Assigned task: All entries shown below should be duplicated character for character.

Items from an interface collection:
⟨
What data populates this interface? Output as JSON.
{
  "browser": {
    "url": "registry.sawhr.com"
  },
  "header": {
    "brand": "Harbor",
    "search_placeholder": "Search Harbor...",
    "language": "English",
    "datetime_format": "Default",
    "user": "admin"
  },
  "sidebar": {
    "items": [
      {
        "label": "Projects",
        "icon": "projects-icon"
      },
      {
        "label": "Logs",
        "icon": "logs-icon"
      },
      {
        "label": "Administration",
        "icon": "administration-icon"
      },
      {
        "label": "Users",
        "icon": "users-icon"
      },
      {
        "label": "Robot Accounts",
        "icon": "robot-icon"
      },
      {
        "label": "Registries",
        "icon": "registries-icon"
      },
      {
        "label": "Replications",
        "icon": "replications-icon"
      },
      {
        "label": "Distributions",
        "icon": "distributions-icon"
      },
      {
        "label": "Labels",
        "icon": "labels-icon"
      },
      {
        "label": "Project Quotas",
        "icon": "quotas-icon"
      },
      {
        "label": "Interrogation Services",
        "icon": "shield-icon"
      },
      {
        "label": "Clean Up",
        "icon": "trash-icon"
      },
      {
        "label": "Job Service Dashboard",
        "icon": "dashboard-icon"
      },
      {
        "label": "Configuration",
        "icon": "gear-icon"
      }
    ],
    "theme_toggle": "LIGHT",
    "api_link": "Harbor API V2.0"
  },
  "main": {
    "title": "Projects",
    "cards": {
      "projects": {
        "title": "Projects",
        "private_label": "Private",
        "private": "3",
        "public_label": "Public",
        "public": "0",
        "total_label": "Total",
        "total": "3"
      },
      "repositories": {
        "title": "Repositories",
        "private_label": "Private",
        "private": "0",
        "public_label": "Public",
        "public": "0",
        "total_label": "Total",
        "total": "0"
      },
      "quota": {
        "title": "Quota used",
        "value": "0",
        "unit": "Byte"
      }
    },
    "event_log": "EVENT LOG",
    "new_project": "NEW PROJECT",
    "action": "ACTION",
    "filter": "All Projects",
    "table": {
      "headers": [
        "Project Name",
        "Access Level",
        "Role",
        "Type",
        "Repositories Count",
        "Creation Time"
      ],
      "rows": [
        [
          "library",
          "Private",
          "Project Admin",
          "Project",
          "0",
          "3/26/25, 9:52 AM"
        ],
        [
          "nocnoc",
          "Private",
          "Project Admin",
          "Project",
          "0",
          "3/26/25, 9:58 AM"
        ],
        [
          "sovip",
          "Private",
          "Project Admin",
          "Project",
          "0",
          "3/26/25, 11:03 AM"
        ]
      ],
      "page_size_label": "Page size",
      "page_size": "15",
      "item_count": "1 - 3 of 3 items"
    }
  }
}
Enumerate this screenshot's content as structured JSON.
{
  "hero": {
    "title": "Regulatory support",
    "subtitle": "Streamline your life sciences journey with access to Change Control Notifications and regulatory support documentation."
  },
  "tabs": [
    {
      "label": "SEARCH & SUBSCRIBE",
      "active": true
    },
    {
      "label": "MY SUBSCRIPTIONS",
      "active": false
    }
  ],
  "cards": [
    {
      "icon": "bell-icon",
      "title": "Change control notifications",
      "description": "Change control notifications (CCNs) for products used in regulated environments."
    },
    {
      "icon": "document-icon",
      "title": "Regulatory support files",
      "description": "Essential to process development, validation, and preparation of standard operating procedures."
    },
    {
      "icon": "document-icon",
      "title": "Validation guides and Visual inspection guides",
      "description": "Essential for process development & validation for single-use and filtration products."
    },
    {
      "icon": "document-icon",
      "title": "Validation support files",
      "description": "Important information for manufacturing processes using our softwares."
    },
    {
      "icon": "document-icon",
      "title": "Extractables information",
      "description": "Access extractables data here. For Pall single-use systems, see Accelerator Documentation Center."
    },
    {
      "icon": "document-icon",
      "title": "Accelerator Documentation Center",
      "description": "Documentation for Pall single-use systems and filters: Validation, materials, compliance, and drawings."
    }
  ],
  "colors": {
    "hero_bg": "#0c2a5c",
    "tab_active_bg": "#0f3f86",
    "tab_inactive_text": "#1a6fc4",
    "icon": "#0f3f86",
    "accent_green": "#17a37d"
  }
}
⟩
Output of the exercise:
What data populates this interface? Output as JSON.
{
  "browser": {
    "url": "registry.sawhr.com"
  },
  "header": {
    "brand": "Harbor",
    "search_placeholder": "Search Harbor...",
    "language": "English",
    "datetime_format": "Default",
    "user": "admin"
  },
  "sidebar": {
    "items": [
      {
        "label": "Projects",
        "icon": "projects-icon"
      },
      {
        "label": "Logs",
        "icon": "logs-icon"
      },
      {
        "label": "Administration",
        "icon": "administration-icon"
      },
      {
        "label": "Users",
        "icon": "users-icon"
      },
      {
        "label": "Robot Accounts",
        "icon": "robot-icon"
      },
      {
        "label": "Registries",
        "icon": "registries-icon"
      },
      {
        "label": "Replications",
        "icon": "replications-icon"
      },
      {
        "label": "Distributions",
        "icon": "distributions-icon"
      },
      {
        "label": "Labels",
        "icon": "labels-icon"
      },
      {
        "label": "Project Quotas",
        "icon": "quotas-icon"
      },
      {
        "label": "Interrogation Services",
        "icon": "shield-icon"
      },
      {
        "label": "Clean Up",
        "icon": "trash-icon"
      },
      {
        "label": "Job Service Dashboard",
        "icon": "dashboard-icon"
      },
      {
        "label": "Configuration",
        "icon": "gear-icon"
      }
    ],
    "theme_toggle": "LIGHT",
    "api_link": "Harbor API V2.0"
  },
  "main": {
    "title": "Projects",
    "cards": {
      "projects": {
        "title": "Projects",
        "private_label": "Private",
        "private": "3",
        "public_label": "Public",
        "public": "0",
        "total_label": "Total",
        "total": "3"
      },
      "repositories": {
        "title": "Repositories",
        "private_label": "Private",
        "private": "0",
        "public_label": "Public",
        "public": "0",
        "total_label": "Total",
        "total": "0"
      },
      "quota": {
        "title": "Quota used",
        "value": "0",
        "unit": "Byte"
      }
    },
    "event_log": "EVENT LOG",
    "new_project": "NEW PROJECT",
    "action": "ACTION",
    "filter": "All Projects",
    "table": {
      "headers": [
        "Project Name",
        "Access Level",
        "Role",
        "Type",
        "Repositories Count",
        "Creation Time"
      ],
      "rows": [
        [
          "library",
          "Private",
          "Project Admin",
          "Project",
          "0",
          "3/26/25, 9:52 AM"
        ],
        [
          "nocnoc",
          "Private",
          "Project Admin",
          "Project",
          "0",
          "3/26/25, 9:58 AM"
        ],
        [
          "sovip",
          "Private",
          "Project Admin",
          "Project",
          "0",
          "3/26/25, 11:03 AM"
        ]
      ],
      "page_size_label": "Page size",
      "page_size": "15",
      "item_count": "1 - 3 of 3 items"
    }
  }
}
Enumerate this screenshot's content as structured JSON.
{
  "hero": {
    "title": "Regulatory support",
    "subtitle": "Streamline your life sciences journey with access to Change Control Notifications and regulatory support documentation."
  },
  "tabs": [
    {
      "label": "SEARCH & SUBSCRIBE",
      "active": true
    },
    {
      "label": "MY SUBSCRIPTIONS",
      "active": false
    }
  ],
  "cards": [
    {
      "icon": "bell-icon",
      "title": "Change control notifications",
      "description": "Change control notifications (CCNs) for products used in regulated environments."
    },
    {
      "icon": "document-icon",
      "title": "Regulatory support files",
      "description": "Essential to process development, validation, and preparation of standard operating procedures."
    },
    {
      "icon": "document-icon",
      "title": "Validation guides and Visual inspection guides",
      "description": "Essential for process development & validation for single-use and filtration products."
    },
    {
      "icon": "document-icon",
      "title": "Validation support files",
      "description": "Important information for manufacturing processes using our softwares."
    },
    {
      "icon": "document-icon",
      "title": "Extractables information",
      "description": "Access extractables data here. For Pall single-use systems, see Accelerator Documentation Center."
    },
    {
      "icon": "document-icon",
      "title": "Accelerator Documentation Center",
      "description": "Documentation for Pall single-use systems and filters: Validation, materials, compliance, and drawings."
    }
  ],
  "colors": {
    "hero_bg": "#0c2a5c",
    "tab_active_bg": "#0f3f86",
    "tab_inactive_text": "#1a6fc4",
    "icon": "#0f3f86",
    "accent_green": "#17a37d"
  }
}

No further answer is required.